» **Task brief**
In this exercise, every entry below is to be reproduced word for word.
----
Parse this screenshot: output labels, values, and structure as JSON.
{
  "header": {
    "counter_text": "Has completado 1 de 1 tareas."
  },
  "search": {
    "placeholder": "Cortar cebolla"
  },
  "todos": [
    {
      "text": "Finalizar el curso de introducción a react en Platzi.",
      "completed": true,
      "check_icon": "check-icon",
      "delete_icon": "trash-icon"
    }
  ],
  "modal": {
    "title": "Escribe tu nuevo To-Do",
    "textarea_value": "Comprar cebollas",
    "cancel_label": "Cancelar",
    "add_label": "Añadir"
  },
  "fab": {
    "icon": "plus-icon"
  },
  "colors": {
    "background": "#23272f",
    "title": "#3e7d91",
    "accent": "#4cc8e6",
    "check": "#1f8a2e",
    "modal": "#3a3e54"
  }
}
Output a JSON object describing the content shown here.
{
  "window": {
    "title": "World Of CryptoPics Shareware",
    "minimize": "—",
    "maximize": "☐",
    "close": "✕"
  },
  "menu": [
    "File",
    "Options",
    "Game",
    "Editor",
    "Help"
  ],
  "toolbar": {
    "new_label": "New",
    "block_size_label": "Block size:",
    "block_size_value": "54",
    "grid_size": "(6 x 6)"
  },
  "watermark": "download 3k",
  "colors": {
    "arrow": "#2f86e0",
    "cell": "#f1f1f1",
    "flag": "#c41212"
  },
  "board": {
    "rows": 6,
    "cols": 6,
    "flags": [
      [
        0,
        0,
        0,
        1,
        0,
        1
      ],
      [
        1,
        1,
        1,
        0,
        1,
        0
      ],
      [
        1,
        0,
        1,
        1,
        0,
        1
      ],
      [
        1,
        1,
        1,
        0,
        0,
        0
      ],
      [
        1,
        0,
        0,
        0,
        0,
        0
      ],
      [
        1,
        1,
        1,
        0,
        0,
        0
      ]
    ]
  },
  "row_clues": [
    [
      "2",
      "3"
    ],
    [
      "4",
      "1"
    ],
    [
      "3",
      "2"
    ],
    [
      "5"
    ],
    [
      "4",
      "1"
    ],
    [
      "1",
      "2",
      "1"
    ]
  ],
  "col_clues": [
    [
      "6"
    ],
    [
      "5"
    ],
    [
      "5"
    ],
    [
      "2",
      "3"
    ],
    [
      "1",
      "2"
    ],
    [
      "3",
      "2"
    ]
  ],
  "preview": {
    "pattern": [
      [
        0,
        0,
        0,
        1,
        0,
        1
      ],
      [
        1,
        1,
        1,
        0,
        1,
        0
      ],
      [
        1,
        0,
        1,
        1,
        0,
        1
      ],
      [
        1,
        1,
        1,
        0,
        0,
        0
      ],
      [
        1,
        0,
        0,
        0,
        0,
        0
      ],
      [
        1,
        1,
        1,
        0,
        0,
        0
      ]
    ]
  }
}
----
» **Result of this exercise**
Parse this screenshot: output labels, values, and structure as JSON.
{
  "header": {
    "counter_text": "Has completado 1 de 1 tareas."
  },
  "search": {
    "placeholder": "Cortar cebolla"
  },
  "todos": [
    {
      "text": "Finalizar el curso de introducción a react en Platzi.",
      "completed": true,
      "check_icon": "check-icon",
      "delete_icon": "trash-icon"
    }
  ],
  "modal": {
    "title": "Escribe tu nuevo To-Do",
    "textarea_value": "Comprar cebollas",
    "cancel_label": "Cancelar",
    "add_label": "Añadir"
  },
  "fab": {
    "icon": "plus-icon"
  },
  "colors": {
    "background": "#23272f",
    "title": "#3e7d91",
    "accent": "#4cc8e6",
    "check": "#1f8a2e",
    "modal": "#3a3e54"
  }
}
Output a JSON object describing the content shown here.
{
  "window": {
    "title": "World Of CryptoPics Shareware",
    "minimize": "—",
    "maximize": "☐",
    "close": "✕"
  },
  "menu": [
    "File",
    "Options",
    "Game",
    "Editor",
    "Help"
  ],
  "toolbar": {
    "new_label": "New",
    "block_size_label": "Block size:",
    "block_size_value": "54",
    "grid_size": "(6 x 6)"
  },
  "watermark": "download 3k",
  "colors": {
    "arrow": "#2f86e0",
    "cell": "#f1f1f1",
    "flag": "#c41212"
  },
  "board": {
    "rows": 6,
    "cols": 6,
    "flags": [
      [
        0,
        0,
        0,
        1,
        0,
        1
      ],
      [
        1,
        1,
        1,
        0,
        1,
        0
      ],
      [
        1,
        0,
        1,
        1,
        0,
        1
      ],
      [
        1,
        1,
        1,
        0,
        0,
        0
      ],
      [
        1,
        0,
        0,
        0,
        0,
        0
      ],
      [
        1,
        1,
        1,
        0,
        0,
        0
      ]
    ]
  },
  "row_clues": [
    [
      "2",
      "3"
    ],
    [
      "4",
      "1"
    ],
    [
      "3",
      "2"
    ],
    [
      "5"
    ],
    [
      "4",
      "1"
    ],
    [
      "1",
      "2",
      "1"
    ]
  ],
  "col_clues": [
    [
      "6"
    ],
    [
      "5"
    ],
    [
      "5"
    ],
    [
      "2",
      "3"
    ],
    [
      "1",
      "2"
    ],
    [
      "3",
      "2"
    ]
  ],
  "preview": {
    "pattern": [
      [
        0,
        0,
        0,
        1,
        0,
        1
      ],
      [
        1,
        1,
        1,
        0,
        1,
        0
      ],
      [
        1,
        0,
        1,
        1,
        0,
        1
      ],
      [
        1,
        1,
        1,
        0,
        0,
        0
      ],
      [
        1,
        0,
        0,
        0,
        0,
        0
      ],
      [
        1,
        1,
        1,
        0,
        0,
        0
      ]
    ]
  }
}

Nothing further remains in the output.